Indeed, the imposition of structural adjustment programs and the application on the planetary level of the “market” economy as a development model have caused, among other things, a veritable agrarian counter-reform. It has reinforced the “latifundias” by suppressing all public aid to small- holder farmers and by renouncing all national rural development policies. The privatizations, the liberalization of agricultural markets, the dumping of agricultural products, the commercial development of bio-fuels, stock market speculation on agricultural products and the grabbing of land on a grand scale are the instruments and corollaries of this development model that are each year pushing tens of millions of small farmers to exodus and/or exile. These pressures on national resources are also sources of conflicts, including armed conflicts.
This model also favors the monopoly of transnational corporations within the food chain, from production to marketing of food products. The state subsidies more often than not go to these entities while the small family farm is deprived of support. However, as everyone knows, it is not the transnational corporations that feed the world but the small family farmers devoted to growing food. On the other hand, with the development model that has been implemented, the small farmers, who still constitute almost half of humanity, are threatened.
Small farmers and other family food producers can no longer manage to master the agricultural processes nor the tools nor the marketing of their products. They are stripped of their resources, and very often their property is expropriated and they are displaced. Further, they are excluded from the making of decisions that affect them. In short, they are victims of all sorts of discrimination and human rights violations, from the right to life and to food to the right to free association and to participate in decision-making.
It is in this context that the proposal of the Advisory Committee for the adoption of a United Nations declaration on small farmers must be interpreted. Obviously, existing international human rights norms cover civil and political rights as well as economic, social and cultural rights. However, it is clear that the existing norms do not correspond entirely to the human rights violations of small farmers and other producers of food products.
For example, ten transnational corporations such as Monsanto, Dupont, Syngenta, Cargill, control more than 80% of the seed and other crop input market. Moreover, depending on the estimates, dozens, indeed hundreds, of millions of hectares of arable lands have been confiscated by transnational corporations and by some states over the past twelve years. Water sources have long been the object of desire of transnational corporations and transborder ones are often the cause of interstate conflicts.

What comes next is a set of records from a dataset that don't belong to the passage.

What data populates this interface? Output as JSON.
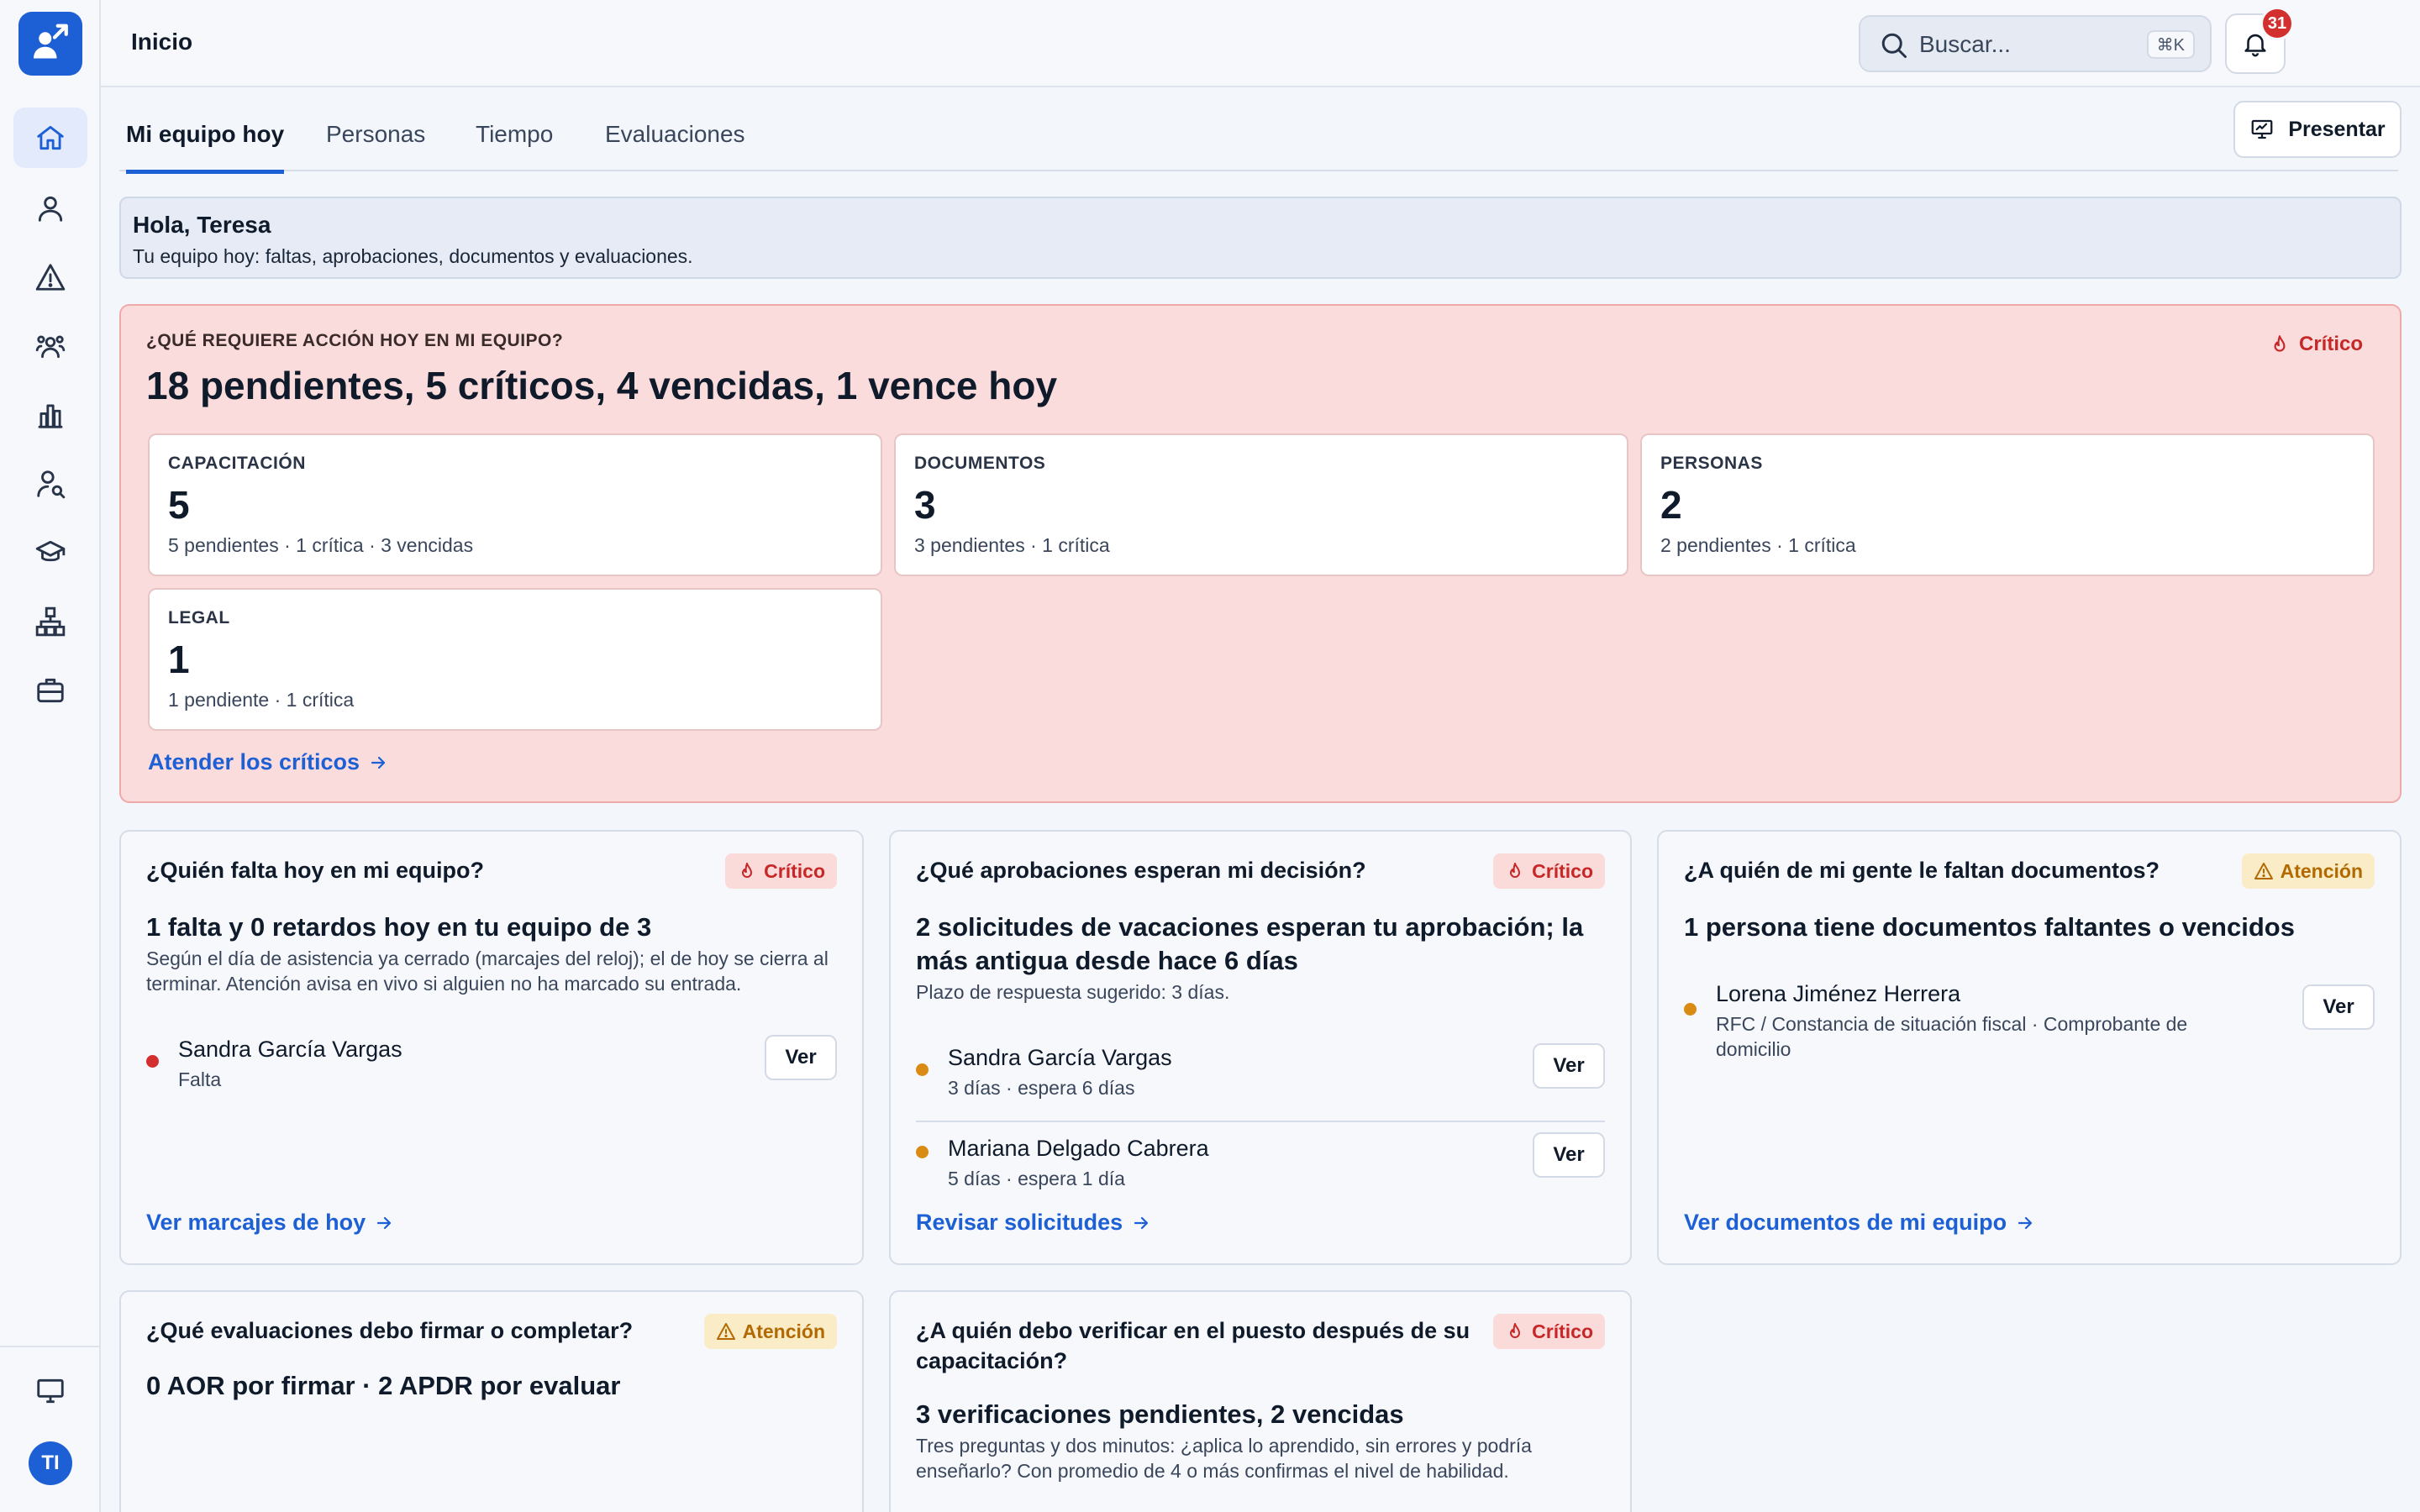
{
  "app": {
    "title": "Inicio",
    "avatar_initials": "TI",
    "notifications_count": "31"
  },
  "search": {
    "placeholder": "Buscar...",
    "shortcut": "⌘K"
  },
  "sidebar": {
    "items": [
      {
        "icon": "home-icon",
        "active": true
      },
      {
        "icon": "person-icon"
      },
      {
        "icon": "warning-icon"
      },
      {
        "icon": "team-icon"
      },
      {
        "icon": "bar-chart-icon"
      },
      {
        "icon": "user-search-icon"
      },
      {
        "icon": "graduation-cap-icon"
      },
      {
        "icon": "org-chart-icon"
      },
      {
        "icon": "briefcase-icon"
      }
    ],
    "bottom_icon": "monitor-icon"
  },
  "tabs": [
    {
      "label": "Mi equipo hoy",
      "active": true
    },
    {
      "label": "Personas"
    },
    {
      "label": "Tiempo"
    },
    {
      "label": "Evaluaciones"
    }
  ],
  "present_label": "Presentar",
  "greeting": {
    "title": "Hola, Teresa",
    "subtitle": "Tu equipo hoy: faltas, aprobaciones, documentos y evaluaciones."
  },
  "action_panel": {
    "eyebrow": "¿QUÉ REQUIERE ACCIÓN HOY EN MI EQUIPO?",
    "headline": "18 pendientes, 5 críticos, 4 vencidas, 1 vence hoy",
    "tag": "Crítico",
    "stats": [
      {
        "label": "CAPACITACIÓN",
        "value": "5",
        "sub": "5 pendientes · 1 crítica · 3 vencidas"
      },
      {
        "label": "DOCUMENTOS",
        "value": "3",
        "sub": "3 pendientes · 1 crítica"
      },
      {
        "label": "PERSONAS",
        "value": "2",
        "sub": "2 pendientes · 1 crítica"
      },
      {
        "label": "LEGAL",
        "value": "1",
        "sub": "1 pendiente · 1 crítica"
      }
    ],
    "link": "Atender los críticos"
  },
  "cards": {
    "absences": {
      "question": "¿Quién falta hoy en mi equipo?",
      "tag": "Crítico",
      "headline": "1 falta y 0 retardos hoy en tu equipo de 3",
      "text": "Según el día de asistencia ya cerrado (marcajes del reloj); el de hoy se cierra al terminar. Atención avisa en vivo si alguien no ha marcado su entrada.",
      "rows": [
        {
          "name": "Sandra García Vargas",
          "sub": "Falta",
          "button": "Ver"
        }
      ],
      "link": "Ver marcajes de hoy"
    },
    "approvals": {
      "question": "¿Qué aprobaciones esperan mi decisión?",
      "tag": "Crítico",
      "headline": "2 solicitudes de vacaciones esperan tu aprobación; la más antigua desde hace 6 días",
      "text": "Plazo de respuesta sugerido: 3 días.",
      "rows": [
        {
          "name": "Sandra García Vargas",
          "sub": "3 días · espera 6 días",
          "button": "Ver"
        },
        {
          "name": "Mariana Delgado Cabrera",
          "sub": "5 días · espera 1 día",
          "button": "Ver"
        }
      ],
      "link": "Revisar solicitudes"
    },
    "documents": {
      "question": "¿A quién de mi gente le faltan documentos?",
      "tag": "Atención",
      "headline": "1 persona tiene documentos faltantes o vencidos",
      "rows": [
        {
          "name": "Lorena Jiménez Herrera",
          "sub": "RFC / Constancia de situación fiscal · Comprobante de domicilio",
          "button": "Ver"
        }
      ],
      "link": "Ver documentos de mi equipo"
    },
    "evaluations": {
      "question": "¿Qué evaluaciones debo firmar o completar?",
      "tag": "Atención",
      "headline": "0 AOR por firmar · 2 APDR por evaluar"
    },
    "verifications": {
      "question": "¿A quién debo verificar en el puesto después de su capacitación?",
      "tag": "Crítico",
      "headline": "3 verificaciones pendientes, 2 vencidas",
      "text": "Tres preguntas y dos minutos: ¿aplica lo aprendido, sin errores y podría enseñarlo? Con promedio de 4 o más confirmas el nivel de habilidad."
    }
  }
}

This is why the adoption of a new international instrument such as the declaration on the rights of peasants and all other people producing food and working in related areas (fishers, cattle raisers, nomad pastoralists, hunters, gatherers, artisans etc.) which would guarantee, inter alia, access to land, to water, to seeds and to other agricultural resources and means as well as adequate public services, can bring effective protection to peasant families faced with land speculation and the monopolies of transnational corporations. Better protecting food producers will guarantee the provision of food to humanity. This declaration, in our opinion, will constitute also an effective tool in the fight against poverty and inequality.
That the declaration propposed by the Advisory Committee was drafted in consulation with the peasants organizations, in particular La Via Campesina, confers upon it greater legitimacy, given that it reflects the primary concerns of the persons in question. This having been said, it has become apparent in the course of the past two days’ discussions that two important elements are omitted in the draft declaration. These are social security and the measures that states should take to implement the declaration. These elements figure in the Declaration of the Rights of Peasants and Other People Living in Rural Areas.
17 July 2013